Excerpts from a dataset
::::::::::

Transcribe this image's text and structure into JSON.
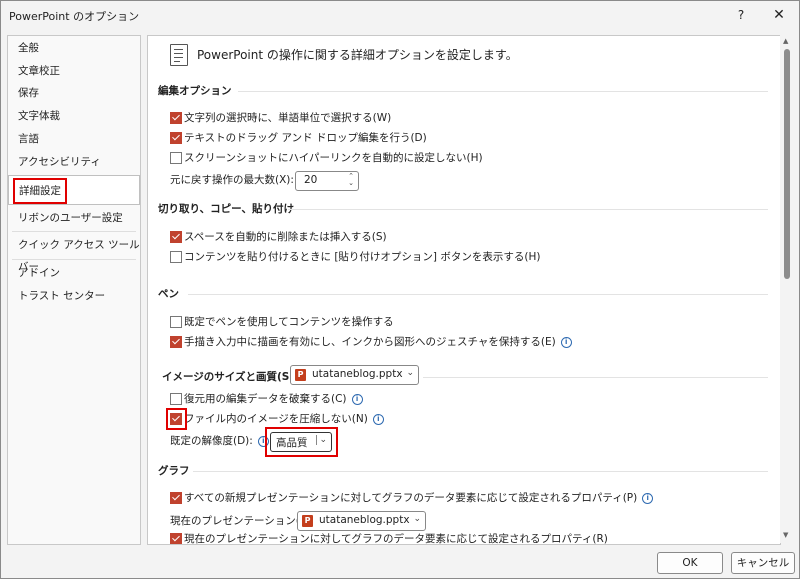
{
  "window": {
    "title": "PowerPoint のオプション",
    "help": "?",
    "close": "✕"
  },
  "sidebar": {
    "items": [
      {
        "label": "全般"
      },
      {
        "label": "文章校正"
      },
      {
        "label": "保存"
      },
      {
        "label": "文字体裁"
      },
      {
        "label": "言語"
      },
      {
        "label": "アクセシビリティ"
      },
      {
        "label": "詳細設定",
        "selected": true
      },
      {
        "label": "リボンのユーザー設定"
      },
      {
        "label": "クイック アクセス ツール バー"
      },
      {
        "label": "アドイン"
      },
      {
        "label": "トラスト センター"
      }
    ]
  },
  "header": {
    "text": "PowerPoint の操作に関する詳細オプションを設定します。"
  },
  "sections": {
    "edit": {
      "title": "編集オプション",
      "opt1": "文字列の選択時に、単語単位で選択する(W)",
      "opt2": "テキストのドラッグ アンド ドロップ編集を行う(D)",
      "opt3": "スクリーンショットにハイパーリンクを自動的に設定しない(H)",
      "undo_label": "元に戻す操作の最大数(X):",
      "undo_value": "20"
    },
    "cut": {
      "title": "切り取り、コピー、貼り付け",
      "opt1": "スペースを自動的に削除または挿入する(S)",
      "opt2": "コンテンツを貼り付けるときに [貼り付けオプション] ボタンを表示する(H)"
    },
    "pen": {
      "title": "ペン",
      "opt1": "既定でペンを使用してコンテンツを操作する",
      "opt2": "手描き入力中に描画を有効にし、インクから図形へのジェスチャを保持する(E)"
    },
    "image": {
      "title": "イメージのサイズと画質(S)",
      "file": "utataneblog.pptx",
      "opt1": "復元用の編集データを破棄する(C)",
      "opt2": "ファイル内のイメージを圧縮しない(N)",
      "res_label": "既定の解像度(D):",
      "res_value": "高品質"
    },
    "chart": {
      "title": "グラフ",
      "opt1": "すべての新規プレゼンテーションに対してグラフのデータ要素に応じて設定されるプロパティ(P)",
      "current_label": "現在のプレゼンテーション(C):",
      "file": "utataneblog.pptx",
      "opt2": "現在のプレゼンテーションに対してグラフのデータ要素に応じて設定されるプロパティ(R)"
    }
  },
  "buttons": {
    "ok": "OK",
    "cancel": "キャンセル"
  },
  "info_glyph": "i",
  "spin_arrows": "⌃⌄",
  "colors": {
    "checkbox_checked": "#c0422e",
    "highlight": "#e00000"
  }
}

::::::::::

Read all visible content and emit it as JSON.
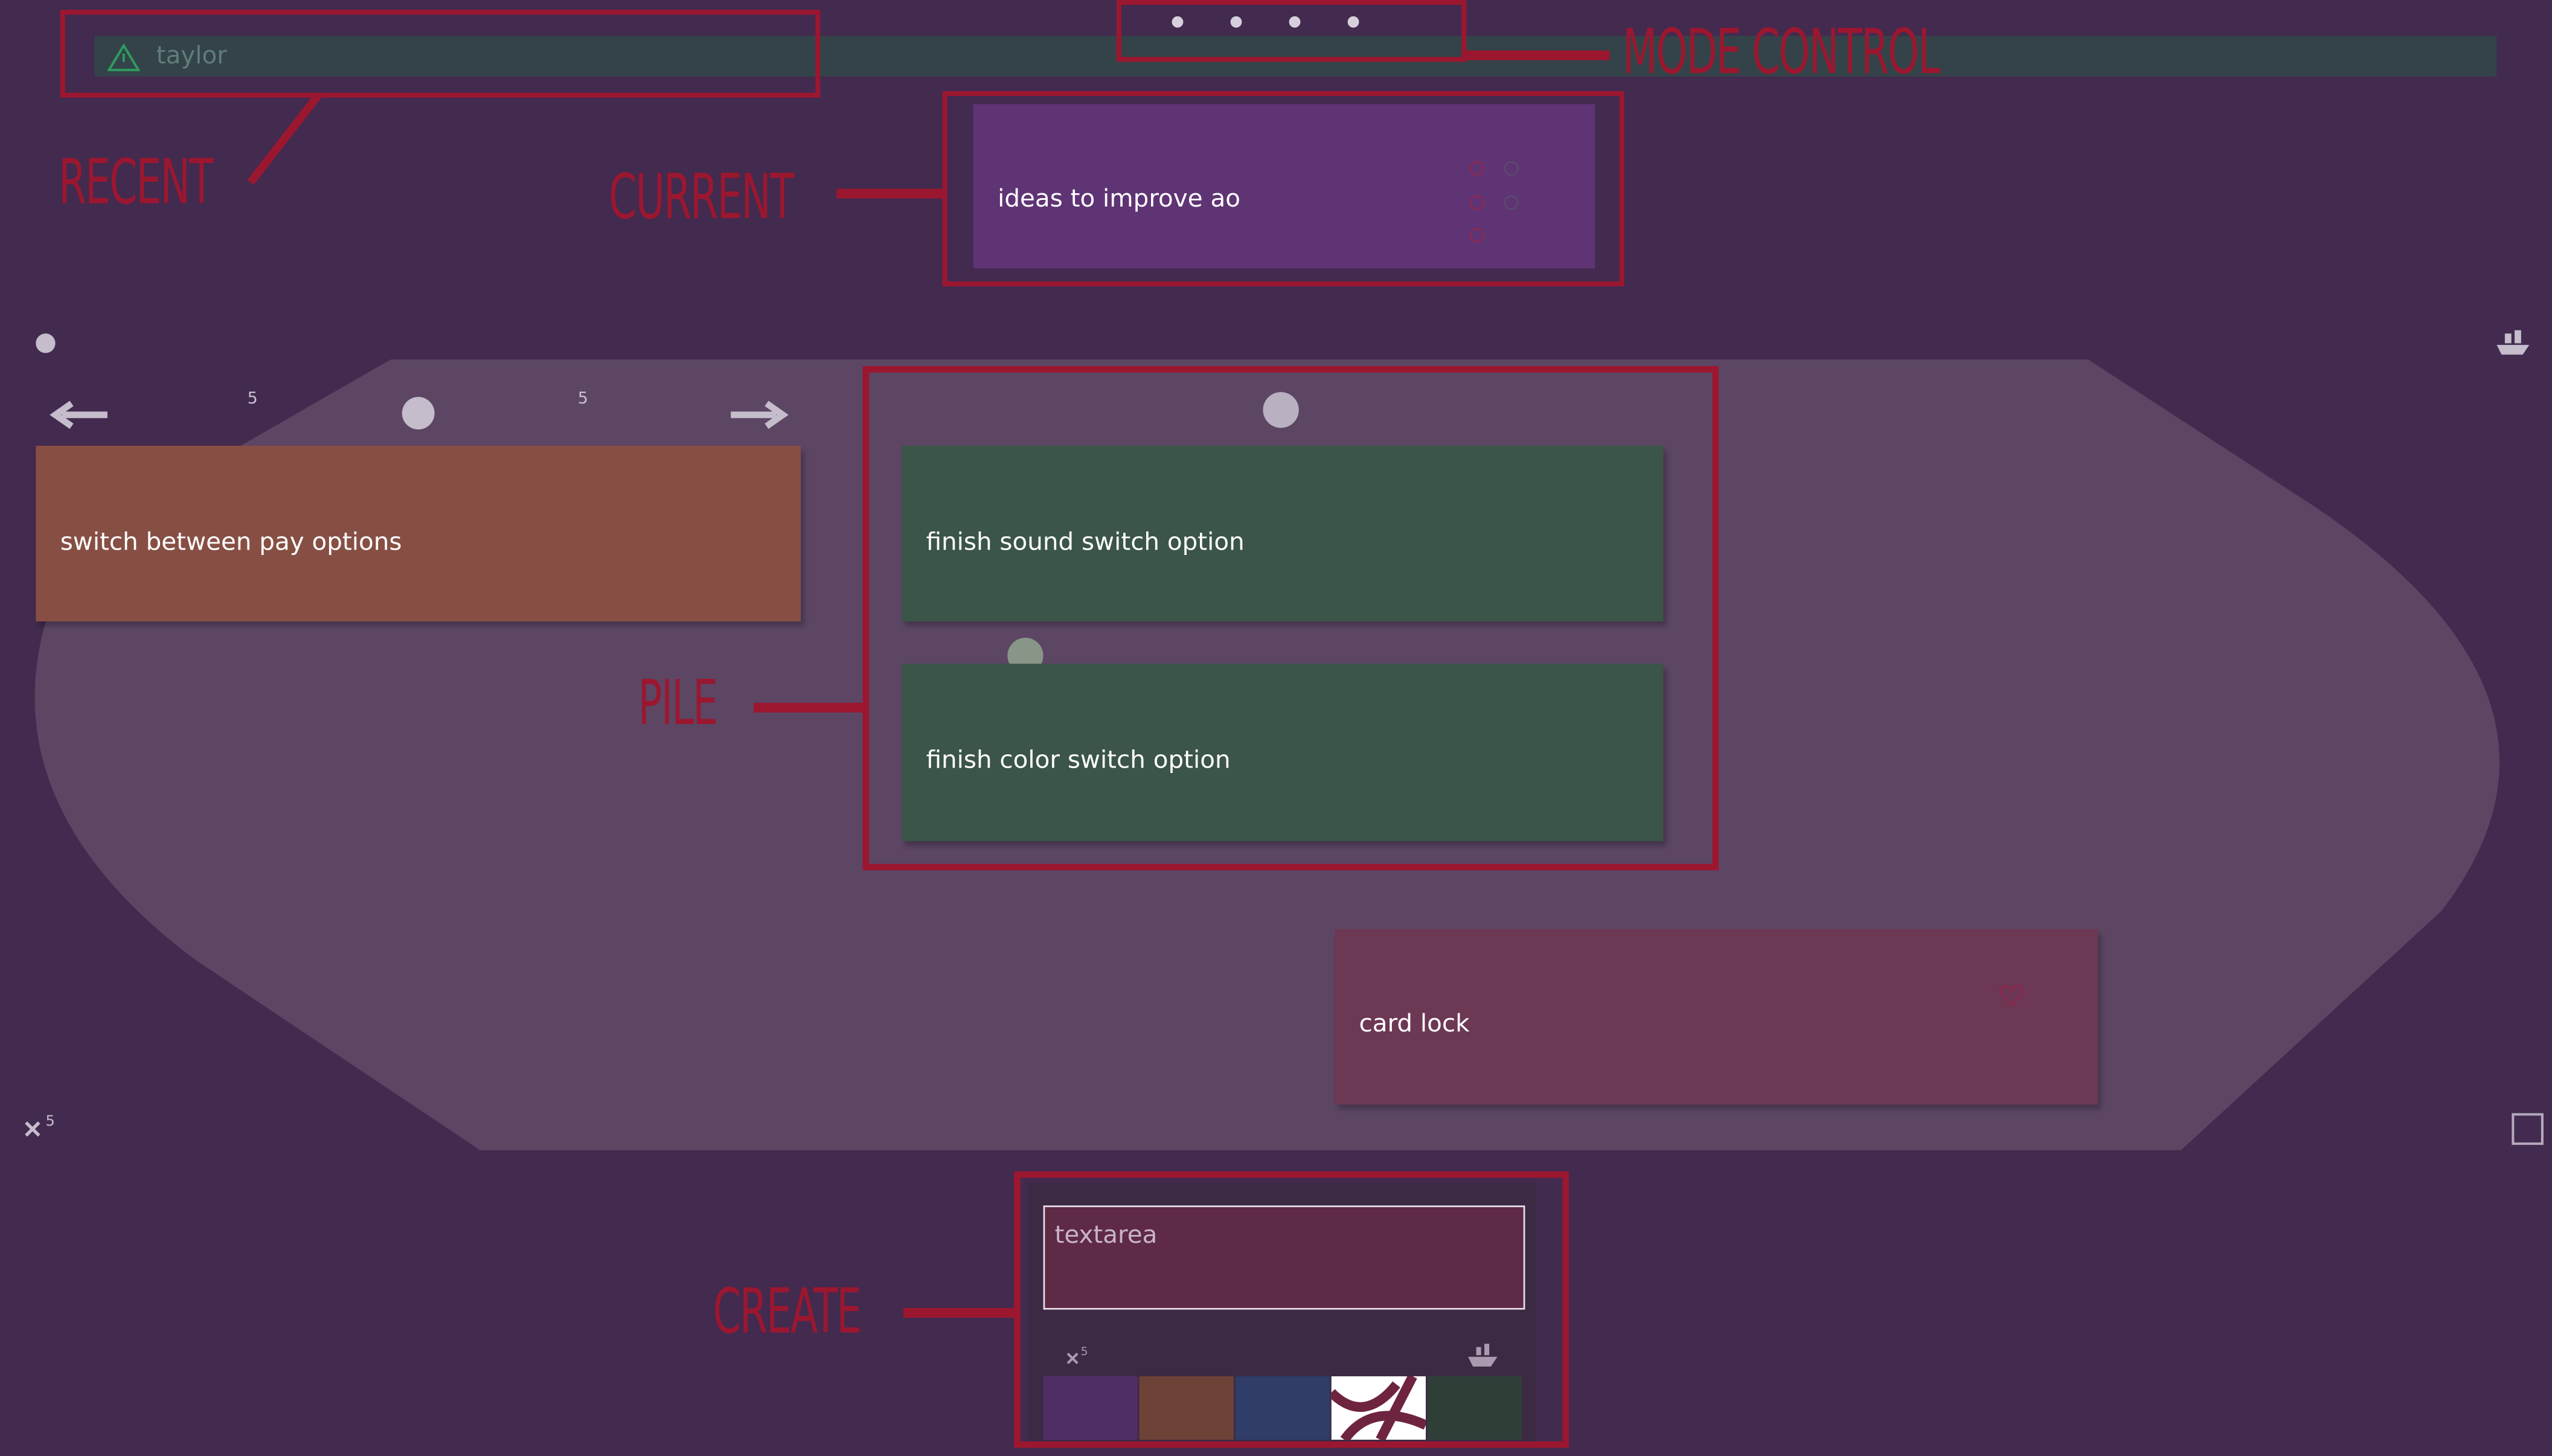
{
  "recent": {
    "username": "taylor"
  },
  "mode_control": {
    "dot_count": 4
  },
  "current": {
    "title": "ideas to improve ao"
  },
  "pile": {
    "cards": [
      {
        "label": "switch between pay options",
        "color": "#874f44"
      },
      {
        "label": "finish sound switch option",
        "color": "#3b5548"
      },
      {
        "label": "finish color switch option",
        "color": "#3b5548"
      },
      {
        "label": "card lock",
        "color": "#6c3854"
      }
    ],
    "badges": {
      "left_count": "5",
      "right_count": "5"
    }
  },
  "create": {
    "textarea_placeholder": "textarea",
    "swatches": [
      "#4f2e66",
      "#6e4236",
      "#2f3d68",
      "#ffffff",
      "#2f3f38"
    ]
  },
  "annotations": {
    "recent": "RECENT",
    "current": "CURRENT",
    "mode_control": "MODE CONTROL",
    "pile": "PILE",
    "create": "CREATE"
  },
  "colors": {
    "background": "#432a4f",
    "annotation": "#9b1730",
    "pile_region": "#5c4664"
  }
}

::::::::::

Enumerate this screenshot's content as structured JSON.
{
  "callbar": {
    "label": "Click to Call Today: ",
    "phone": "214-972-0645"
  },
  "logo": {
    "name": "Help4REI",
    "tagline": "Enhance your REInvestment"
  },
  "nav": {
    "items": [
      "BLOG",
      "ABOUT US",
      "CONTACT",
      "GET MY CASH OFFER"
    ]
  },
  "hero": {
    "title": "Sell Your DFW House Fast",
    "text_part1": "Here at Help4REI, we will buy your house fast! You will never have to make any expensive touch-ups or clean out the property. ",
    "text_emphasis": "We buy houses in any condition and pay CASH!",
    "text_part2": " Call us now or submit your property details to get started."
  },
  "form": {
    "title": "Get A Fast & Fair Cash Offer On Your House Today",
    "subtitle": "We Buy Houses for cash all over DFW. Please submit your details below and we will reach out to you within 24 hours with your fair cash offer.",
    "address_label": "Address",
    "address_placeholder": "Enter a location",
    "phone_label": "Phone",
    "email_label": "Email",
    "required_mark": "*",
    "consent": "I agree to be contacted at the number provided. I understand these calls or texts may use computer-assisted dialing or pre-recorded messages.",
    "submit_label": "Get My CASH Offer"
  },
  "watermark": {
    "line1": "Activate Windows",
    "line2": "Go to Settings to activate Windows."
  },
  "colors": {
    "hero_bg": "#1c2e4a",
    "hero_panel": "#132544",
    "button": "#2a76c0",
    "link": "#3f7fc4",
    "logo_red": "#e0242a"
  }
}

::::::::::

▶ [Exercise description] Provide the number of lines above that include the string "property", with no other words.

▶ [Solution to this task] 2